• REQUIRED WORK: Would you repeat all the lines below, exactly as they stand?

Data items:
Segment Open

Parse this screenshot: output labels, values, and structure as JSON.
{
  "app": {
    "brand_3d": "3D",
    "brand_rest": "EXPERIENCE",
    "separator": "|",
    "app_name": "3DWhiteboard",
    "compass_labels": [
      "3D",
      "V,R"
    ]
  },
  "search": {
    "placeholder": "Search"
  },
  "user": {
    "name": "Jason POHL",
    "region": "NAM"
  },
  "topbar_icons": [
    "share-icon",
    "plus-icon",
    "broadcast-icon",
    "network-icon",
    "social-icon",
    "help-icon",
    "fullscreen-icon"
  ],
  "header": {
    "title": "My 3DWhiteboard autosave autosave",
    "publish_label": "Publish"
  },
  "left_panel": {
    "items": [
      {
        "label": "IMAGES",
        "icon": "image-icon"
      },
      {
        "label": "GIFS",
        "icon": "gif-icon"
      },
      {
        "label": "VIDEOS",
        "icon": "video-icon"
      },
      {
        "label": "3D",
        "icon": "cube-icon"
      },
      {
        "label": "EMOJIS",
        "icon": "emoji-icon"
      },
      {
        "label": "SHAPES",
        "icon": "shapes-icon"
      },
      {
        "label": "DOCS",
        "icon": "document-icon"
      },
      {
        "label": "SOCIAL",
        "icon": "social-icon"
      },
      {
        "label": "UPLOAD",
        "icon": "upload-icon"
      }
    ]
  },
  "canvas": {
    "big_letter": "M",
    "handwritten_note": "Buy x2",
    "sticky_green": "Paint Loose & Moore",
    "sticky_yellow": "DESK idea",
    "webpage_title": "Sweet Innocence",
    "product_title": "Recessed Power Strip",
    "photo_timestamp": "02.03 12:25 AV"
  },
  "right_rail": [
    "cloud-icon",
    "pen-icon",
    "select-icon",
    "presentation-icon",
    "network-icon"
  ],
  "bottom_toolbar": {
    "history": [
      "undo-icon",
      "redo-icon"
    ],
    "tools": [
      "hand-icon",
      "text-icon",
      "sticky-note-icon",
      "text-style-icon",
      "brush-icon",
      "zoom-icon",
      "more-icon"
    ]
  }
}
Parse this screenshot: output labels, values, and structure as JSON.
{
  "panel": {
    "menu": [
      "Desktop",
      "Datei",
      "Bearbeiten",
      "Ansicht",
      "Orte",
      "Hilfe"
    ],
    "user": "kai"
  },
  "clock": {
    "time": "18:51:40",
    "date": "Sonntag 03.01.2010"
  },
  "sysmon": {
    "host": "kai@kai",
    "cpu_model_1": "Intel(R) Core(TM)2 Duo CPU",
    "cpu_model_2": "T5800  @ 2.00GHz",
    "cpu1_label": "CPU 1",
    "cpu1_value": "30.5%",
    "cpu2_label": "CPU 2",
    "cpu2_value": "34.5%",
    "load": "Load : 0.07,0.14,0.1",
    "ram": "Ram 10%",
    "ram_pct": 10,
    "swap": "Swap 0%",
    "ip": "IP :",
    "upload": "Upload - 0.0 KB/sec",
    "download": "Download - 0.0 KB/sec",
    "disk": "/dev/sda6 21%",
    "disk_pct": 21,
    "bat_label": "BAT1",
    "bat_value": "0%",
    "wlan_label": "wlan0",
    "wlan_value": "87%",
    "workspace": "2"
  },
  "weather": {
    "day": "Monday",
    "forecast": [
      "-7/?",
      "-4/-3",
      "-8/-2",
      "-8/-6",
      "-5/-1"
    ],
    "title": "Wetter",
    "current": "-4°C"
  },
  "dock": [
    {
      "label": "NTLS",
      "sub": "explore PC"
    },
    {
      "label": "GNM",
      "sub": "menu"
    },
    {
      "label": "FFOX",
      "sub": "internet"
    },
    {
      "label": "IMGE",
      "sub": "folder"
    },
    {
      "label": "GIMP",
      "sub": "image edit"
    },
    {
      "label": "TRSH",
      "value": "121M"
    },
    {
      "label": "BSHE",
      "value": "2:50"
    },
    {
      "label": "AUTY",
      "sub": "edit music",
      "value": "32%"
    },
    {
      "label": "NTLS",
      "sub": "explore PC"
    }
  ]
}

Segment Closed

• ANSWER SECTION:
Parse this screenshot: output labels, values, and structure as JSON.
{
  "app": {
    "brand_3d": "3D",
    "brand_rest": "EXPERIENCE",
    "separator": "|",
    "app_name": "3DWhiteboard",
    "compass_labels": [
      "3D",
      "V,R"
    ]
  },
  "search": {
    "placeholder": "Search"
  },
  "user": {
    "name": "Jason POHL",
    "region": "NAM"
  },
  "topbar_icons": [
    "share-icon",
    "plus-icon",
    "broadcast-icon",
    "network-icon",
    "social-icon",
    "help-icon",
    "fullscreen-icon"
  ],
  "header": {
    "title": "My 3DWhiteboard autosave autosave",
    "publish_label": "Publish"
  },
  "left_panel": {
    "items": [
      {
        "label": "IMAGES",
        "icon": "image-icon"
      },
      {
        "label": "GIFS",
        "icon": "gif-icon"
      },
      {
        "label": "VIDEOS",
        "icon": "video-icon"
      },
      {
        "label": "3D",
        "icon": "cube-icon"
      },
      {
        "label": "EMOJIS",
        "icon": "emoji-icon"
      },
      {
        "label": "SHAPES",
        "icon": "shapes-icon"
      },
      {
        "label": "DOCS",
        "icon": "document-icon"
      },
      {
        "label": "SOCIAL",
        "icon": "social-icon"
      },
      {
        "label": "UPLOAD",
        "icon": "upload-icon"
      }
    ]
  },
  "canvas": {
    "big_letter": "M",
    "handwritten_note": "Buy x2",
    "sticky_green": "Paint Loose & Moore",
    "sticky_yellow": "DESK idea",
    "webpage_title": "Sweet Innocence",
    "product_title": "Recessed Power Strip",
    "photo_timestamp": "02.03 12:25 AV"
  },
  "right_rail": [
    "cloud-icon",
    "pen-icon",
    "select-icon",
    "presentation-icon",
    "network-icon"
  ],
  "bottom_toolbar": {
    "history": [
      "undo-icon",
      "redo-icon"
    ],
    "tools": [
      "hand-icon",
      "text-icon",
      "sticky-note-icon",
      "text-style-icon",
      "brush-icon",
      "zoom-icon",
      "more-icon"
    ]
  }
}
Parse this screenshot: output labels, values, and structure as JSON.
{
  "panel": {
    "menu": [
      "Desktop",
      "Datei",
      "Bearbeiten",
      "Ansicht",
      "Orte",
      "Hilfe"
    ],
    "user": "kai"
  },
  "clock": {
    "time": "18:51:40",
    "date": "Sonntag 03.01.2010"
  },
  "sysmon": {
    "host": "kai@kai",
    "cpu_model_1": "Intel(R) Core(TM)2 Duo CPU",
    "cpu_model_2": "T5800  @ 2.00GHz",
    "cpu1_label": "CPU 1",
    "cpu1_value": "30.5%",
    "cpu2_label": "CPU 2",
    "cpu2_value": "34.5%",
    "load": "Load : 0.07,0.14,0.1",
    "ram": "Ram 10%",
    "ram_pct": 10,
    "swap": "Swap 0%",
    "ip": "IP :",
    "upload": "Upload - 0.0 KB/sec",
    "download": "Download - 0.0 KB/sec",
    "disk": "/dev/sda6 21%",
    "disk_pct": 21,
    "bat_label": "BAT1",
    "bat_value": "0%",
    "wlan_label": "wlan0",
    "wlan_value": "87%",
    "workspace": "2"
  },
  "weather": {
    "day": "Monday",
    "forecast": [
      "-7/?",
      "-4/-3",
      "-8/-2",
      "-8/-6",
      "-5/-1"
    ],
    "title": "Wetter",
    "current": "-4°C"
  },
  "dock": [
    {
      "label": "NTLS",
      "sub": "explore PC"
    },
    {
      "label": "GNM",
      "sub": "menu"
    },
    {
      "label": "FFOX",
      "sub": "internet"
    },
    {
      "label": "IMGE",
      "sub": "folder"
    },
    {
      "label": "GIMP",
      "sub": "image edit"
    },
    {
      "label": "TRSH",
      "value": "121M"
    },
    {
      "label": "BSHE",
      "value": "2:50"
    },
    {
      "label": "AUTY",
      "sub": "edit music",
      "value": "32%"
    },
    {
      "label": "NTLS",
      "sub": "explore PC"
    }
  ]
}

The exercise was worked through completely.